Top of EXERCISE DATA

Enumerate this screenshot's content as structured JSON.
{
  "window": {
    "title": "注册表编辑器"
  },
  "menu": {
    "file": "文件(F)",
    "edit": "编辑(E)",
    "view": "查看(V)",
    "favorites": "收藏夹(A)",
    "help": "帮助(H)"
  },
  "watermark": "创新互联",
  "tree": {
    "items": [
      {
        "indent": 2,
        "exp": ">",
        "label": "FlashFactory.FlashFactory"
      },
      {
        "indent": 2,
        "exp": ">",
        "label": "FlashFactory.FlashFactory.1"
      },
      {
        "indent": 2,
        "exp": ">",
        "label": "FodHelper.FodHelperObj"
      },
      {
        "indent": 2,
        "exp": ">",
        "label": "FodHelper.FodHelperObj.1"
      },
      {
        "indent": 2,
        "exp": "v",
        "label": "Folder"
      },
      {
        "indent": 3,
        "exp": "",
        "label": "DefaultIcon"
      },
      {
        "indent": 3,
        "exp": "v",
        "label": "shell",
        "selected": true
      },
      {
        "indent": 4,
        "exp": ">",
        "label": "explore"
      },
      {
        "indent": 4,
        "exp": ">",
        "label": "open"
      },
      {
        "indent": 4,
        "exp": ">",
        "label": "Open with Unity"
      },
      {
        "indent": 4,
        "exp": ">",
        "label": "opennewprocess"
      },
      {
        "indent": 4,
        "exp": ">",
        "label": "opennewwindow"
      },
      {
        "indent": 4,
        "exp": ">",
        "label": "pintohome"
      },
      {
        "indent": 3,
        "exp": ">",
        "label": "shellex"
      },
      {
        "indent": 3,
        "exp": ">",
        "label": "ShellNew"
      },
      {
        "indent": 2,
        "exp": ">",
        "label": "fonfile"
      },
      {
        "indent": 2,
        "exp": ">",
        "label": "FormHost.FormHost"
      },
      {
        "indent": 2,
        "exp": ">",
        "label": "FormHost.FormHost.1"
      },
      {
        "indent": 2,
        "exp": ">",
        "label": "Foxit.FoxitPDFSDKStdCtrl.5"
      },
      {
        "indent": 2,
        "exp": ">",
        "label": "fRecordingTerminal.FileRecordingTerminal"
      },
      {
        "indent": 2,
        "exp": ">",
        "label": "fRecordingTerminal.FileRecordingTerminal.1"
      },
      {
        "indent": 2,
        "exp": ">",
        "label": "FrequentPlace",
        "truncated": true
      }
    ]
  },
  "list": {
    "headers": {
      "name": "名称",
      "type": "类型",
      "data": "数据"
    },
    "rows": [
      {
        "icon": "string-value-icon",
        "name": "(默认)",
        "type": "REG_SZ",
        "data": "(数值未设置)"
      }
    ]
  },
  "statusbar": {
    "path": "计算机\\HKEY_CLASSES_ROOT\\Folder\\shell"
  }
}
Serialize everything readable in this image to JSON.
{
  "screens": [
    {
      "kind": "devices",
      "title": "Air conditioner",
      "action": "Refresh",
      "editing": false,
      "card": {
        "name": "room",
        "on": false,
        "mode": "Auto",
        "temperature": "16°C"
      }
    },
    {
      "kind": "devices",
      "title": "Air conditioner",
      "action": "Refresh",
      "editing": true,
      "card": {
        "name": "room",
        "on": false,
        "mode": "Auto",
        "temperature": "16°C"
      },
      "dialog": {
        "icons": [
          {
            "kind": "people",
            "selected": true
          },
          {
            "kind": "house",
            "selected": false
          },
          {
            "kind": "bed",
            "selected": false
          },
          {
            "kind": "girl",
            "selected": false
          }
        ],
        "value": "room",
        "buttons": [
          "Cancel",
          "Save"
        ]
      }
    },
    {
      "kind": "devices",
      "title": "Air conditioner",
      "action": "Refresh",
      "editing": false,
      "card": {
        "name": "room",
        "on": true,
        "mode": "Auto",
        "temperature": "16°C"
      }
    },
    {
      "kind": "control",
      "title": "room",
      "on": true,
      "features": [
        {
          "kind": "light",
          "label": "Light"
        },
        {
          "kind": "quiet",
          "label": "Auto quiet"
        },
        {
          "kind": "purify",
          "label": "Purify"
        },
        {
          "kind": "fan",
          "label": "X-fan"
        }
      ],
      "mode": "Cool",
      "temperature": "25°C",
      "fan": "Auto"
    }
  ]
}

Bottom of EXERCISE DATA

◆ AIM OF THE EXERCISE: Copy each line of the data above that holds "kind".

◆ WORKED SOLUTION:
      "kind": "devices",
      "kind": "devices",
            "kind": "people",
            "kind": "house",
            "kind": "bed",
            "kind": "girl",
      "kind": "devices",
      "kind": "control",
          "kind": "light",
          "kind": "quiet",
          "kind": "purify",
          "kind": "fan",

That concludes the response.